Tuesday, February 03, 2015

Must not sing Dixie

In 2013, during the trial and conviction of a black man, James D. Kirk, Canyon County Deputy Prosecutor Erica Kallin, as reported by Idaho Statesman writer Sven Berg, paraphrased lines from the song "Dixie" as she addressed the jury at the end of Kirk's trial.

"Some people know it. It's the 'Dixie' song, right? 'Oh, I wish I was in the land of cotton. Good times not forgotten. Look away. Look away. Look away.' " Kallin then went on to ask the jury, wasn't it being asked by the defense to look away from the testimony of the prosecution witnesses?

During appellant arguments, Eric Fredericksen, the state public defender, stated that whether she meant to or not, Kallin made the case a racial matter. While the state denies the use of the "Dixie" lyrics as being a racial ploy, defense attorney Aaron Bazzoli, who represented Kirk at trial, commented, "I don't know if it impacted (the verdict), but when you are sitting in the courtroom and there is one black guy sitting next to you and the prosecutor's singing 'Dixie' - it just seemed a little weird."

Anyone with knowledge of U.S. history would see the direct connection. From its beginning, "Dixie" was racist and insensitive. The song, often credited to Ohio-born Daniel Decatur Emmett, originated in the blackface minstrel shows of the 1850s. Its lyrics, written in an exaggerated version of African-American vernacular English, are a story of a freed black slave longing for the plantation of his birth. During the Civil War the pro-slave Confederacy adopted the song as its de facto anthem. With the Civil Rights Movement, many identify the lyrics of "Dixie" with the symbolism and ideology of the Old South. Certainly for the black community the song harks to the collective memory of slavery, discrimination and racial separation. "Dixie" brings forth all the painful memories past and present.

The Idaho Court of Appeals agreed, saying it "does not require resort to articles or history books to recognize that 'Dixie' was an anthem of the Confederacy, an ode to the Old South, which references with praise a time and place of the most pernicious racism. The prosecutor's mention of the title, 'Dixie,' as well as the specific lyrics recited by the prosecutor, referring to 'the land of cotton,' expressly evoke that setting with all its racial overtones."

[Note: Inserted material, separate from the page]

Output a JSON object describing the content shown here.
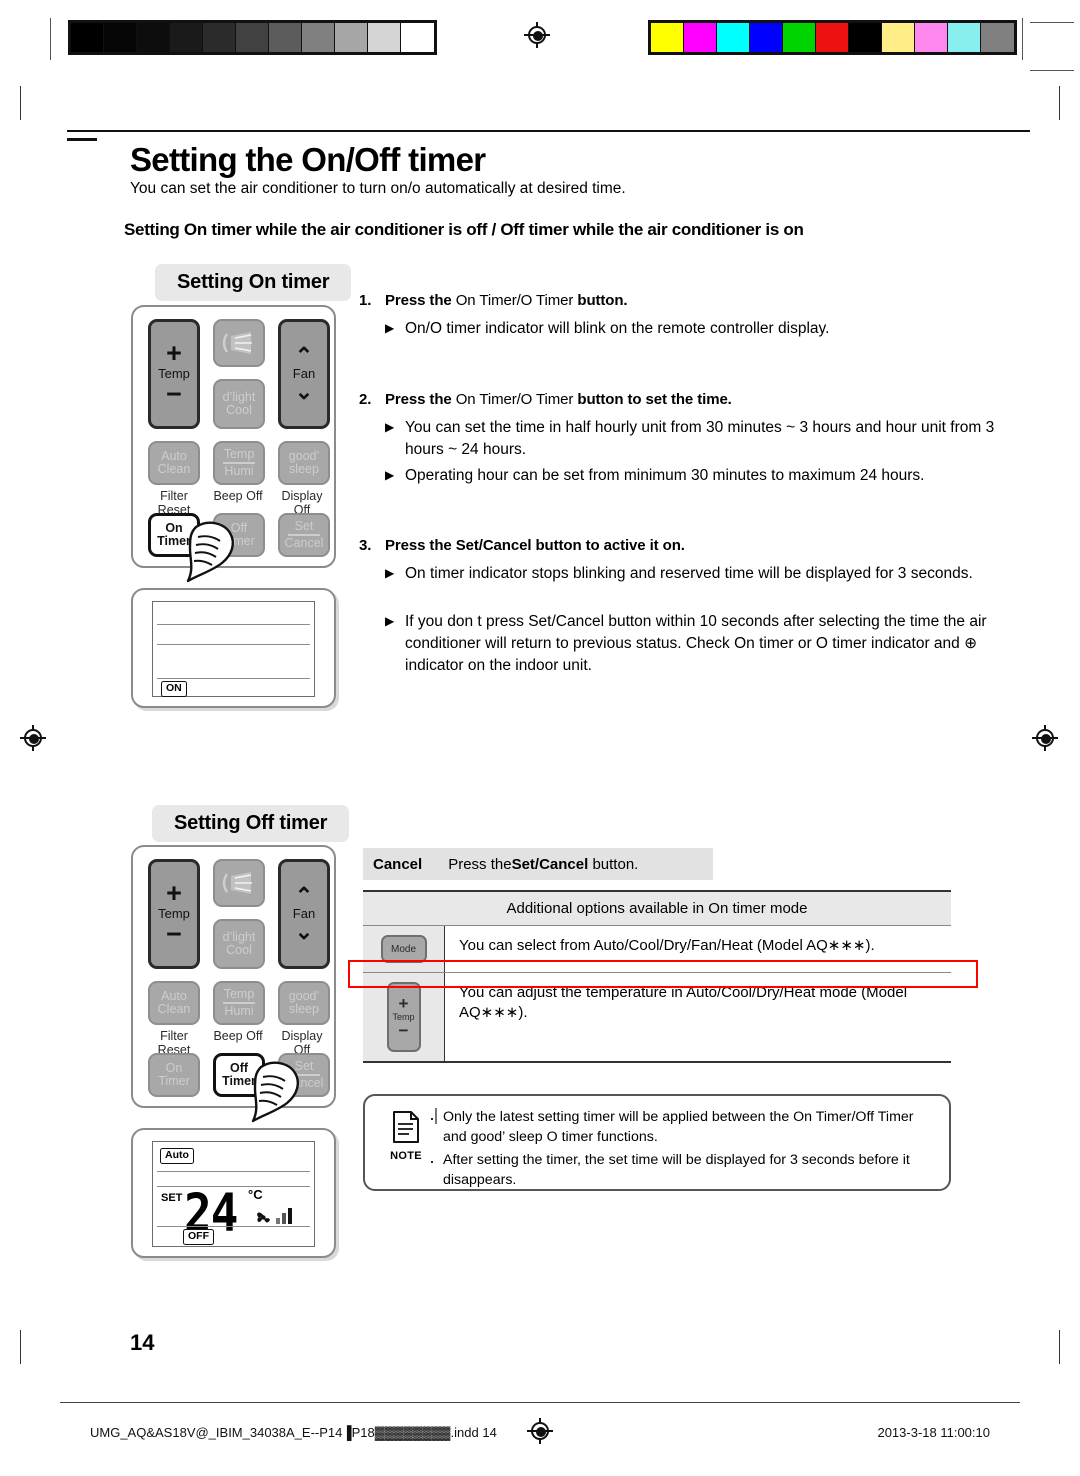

The court gave weight to the importance of both the constitutional obligation to provide criminal defendants a fundamentally fair trial and the interest of maintaining public confidence in the integrity of judicial proceedings against imposing a stringent standard to determine whether harmful error occurred. The court ordered the conviction vacated and remanded for further proceedings.


1 comment:

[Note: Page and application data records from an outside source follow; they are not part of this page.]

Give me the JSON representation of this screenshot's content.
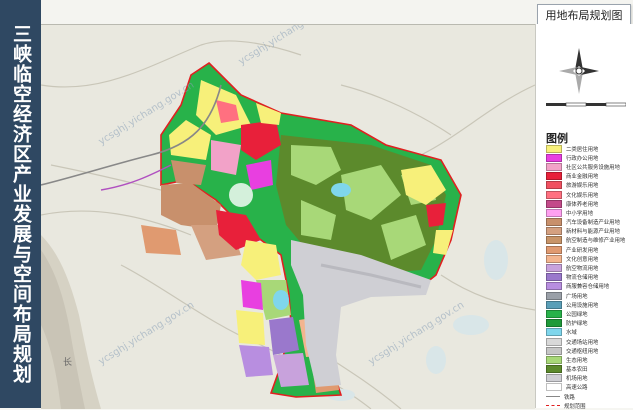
{
  "side_title": "三峡临空经济区产业发展与空间布局规划",
  "map_title": "用地布局规划图",
  "legend": {
    "header": "图例",
    "items": [
      {
        "label": "二类居住用地",
        "color": "#f7f07a",
        "kind": "fill"
      },
      {
        "label": "行政办公用地",
        "color": "#e83fe0",
        "kind": "fill"
      },
      {
        "label": "社区公共服务设施用地",
        "color": "#f2a2c8",
        "kind": "fill"
      },
      {
        "label": "商业金融用地",
        "color": "#e8203a",
        "kind": "fill"
      },
      {
        "label": "旅游娱乐用地",
        "color": "#f05060",
        "kind": "fill"
      },
      {
        "label": "文化娱乐用地",
        "color": "#ff7080",
        "kind": "fill"
      },
      {
        "label": "康体养老用地",
        "color": "#c44a8a",
        "kind": "fill"
      },
      {
        "label": "中小学用地",
        "color": "#ffa0f0",
        "kind": "fill"
      },
      {
        "label": "汽车设备制造产业用地",
        "color": "#c8906c",
        "kind": "fill"
      },
      {
        "label": "新材料与能源产业用地",
        "color": "#d4a080",
        "kind": "fill"
      },
      {
        "label": "航空制造与维修产业用地",
        "color": "#c89468",
        "kind": "fill"
      },
      {
        "label": "产业研发用地",
        "color": "#e09a70",
        "kind": "fill"
      },
      {
        "label": "文化创意用地",
        "color": "#f3b58f",
        "kind": "fill"
      },
      {
        "label": "航空物流用地",
        "color": "#c8a2dc",
        "kind": "fill"
      },
      {
        "label": "物流仓储用地",
        "color": "#9a78cc",
        "kind": "fill"
      },
      {
        "label": "商服兼容仓储用地",
        "color": "#b88ee0",
        "kind": "fill"
      },
      {
        "label": "广场用地",
        "color": "#9aa0a8",
        "kind": "fill"
      },
      {
        "label": "公用设施用地",
        "color": "#5a9fb8",
        "kind": "fill"
      },
      {
        "label": "公园绿地",
        "color": "#28b24a",
        "kind": "fill"
      },
      {
        "label": "防护绿地",
        "color": "#1f9a3a",
        "kind": "fill"
      },
      {
        "label": "水域",
        "color": "#7fd6ec",
        "kind": "fill"
      },
      {
        "label": "交通场站用地",
        "color": "#d8d8d8",
        "kind": "fill"
      },
      {
        "label": "交通枢纽用地",
        "color": "#c6c6c6",
        "kind": "fill"
      },
      {
        "label": "生态用地",
        "color": "#a8d878",
        "kind": "fill"
      },
      {
        "label": "基本农田",
        "color": "#5c8a2c",
        "kind": "fill"
      },
      {
        "label": "机场用地",
        "color": "#cfcfd4",
        "kind": "fill"
      },
      {
        "label": "高速公路",
        "color": "#ffffff",
        "kind": "fill"
      },
      {
        "label": "铁路",
        "color": "#888888",
        "kind": "line"
      },
      {
        "label": "规划范围",
        "color": "#e02020",
        "kind": "redline"
      }
    ]
  },
  "map_labels": {
    "river_label": "长",
    "watermark": "ycsghj.yichang.gov.cn"
  },
  "colors": {
    "banner": "#2f4862",
    "boundary": "#e02020",
    "green": "#28b24a",
    "farmland": "#5c8a2c",
    "airport": "#cfcfd4"
  }
}
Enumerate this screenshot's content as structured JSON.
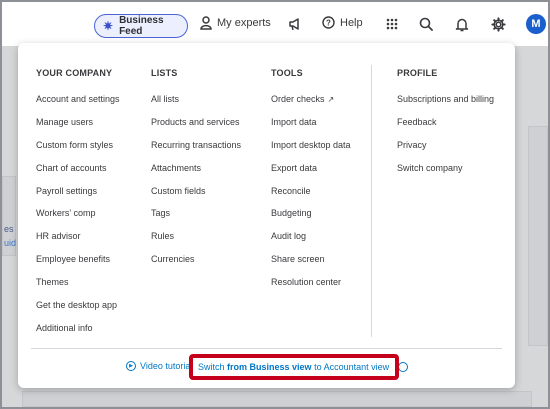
{
  "topbar": {
    "business_feed": "Business Feed",
    "my_experts": "My experts",
    "help": "Help",
    "avatar_letter": "M"
  },
  "background": {
    "left_fragment_1": "es",
    "left_fragment_2": "uid"
  },
  "menu": {
    "your_company": {
      "heading": "YOUR COMPANY",
      "items": [
        "Account and settings",
        "Manage users",
        "Custom form styles",
        "Chart of accounts",
        "Payroll settings",
        "Workers' comp",
        "HR advisor",
        "Employee benefits",
        "Themes",
        "Get the desktop app",
        "Additional info"
      ]
    },
    "lists": {
      "heading": "LISTS",
      "items": [
        "All lists",
        "Products and services",
        "Recurring transactions",
        "Attachments",
        "Custom fields",
        "Tags",
        "Rules",
        "Currencies"
      ]
    },
    "tools": {
      "heading": "TOOLS",
      "items": [
        "Order checks",
        "Import data",
        "Import desktop data",
        "Export data",
        "Reconcile",
        "Budgeting",
        "Audit log",
        "Share screen",
        "Resolution center"
      ]
    },
    "profile": {
      "heading": "PROFILE",
      "items": [
        "Subscriptions and billing",
        "Feedback",
        "Privacy",
        "Switch company"
      ]
    },
    "footer": {
      "video_tutorials": "Video tutoria",
      "switch_prefix": "Switch",
      "switch_bold": "from Business view",
      "switch_suffix": "to Accountant view"
    }
  },
  "colors": {
    "highlight_border": "#c4001a",
    "link": "#0077c5",
    "accent": "#4c63d8"
  }
}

Bird of paradise said...

I read a few years ago some jerk defence lawyer wated to appeal their clience death sentence becuase the judge signed the death warrent witha smiley face WHINNY LIBERALS STUPID LIBERALS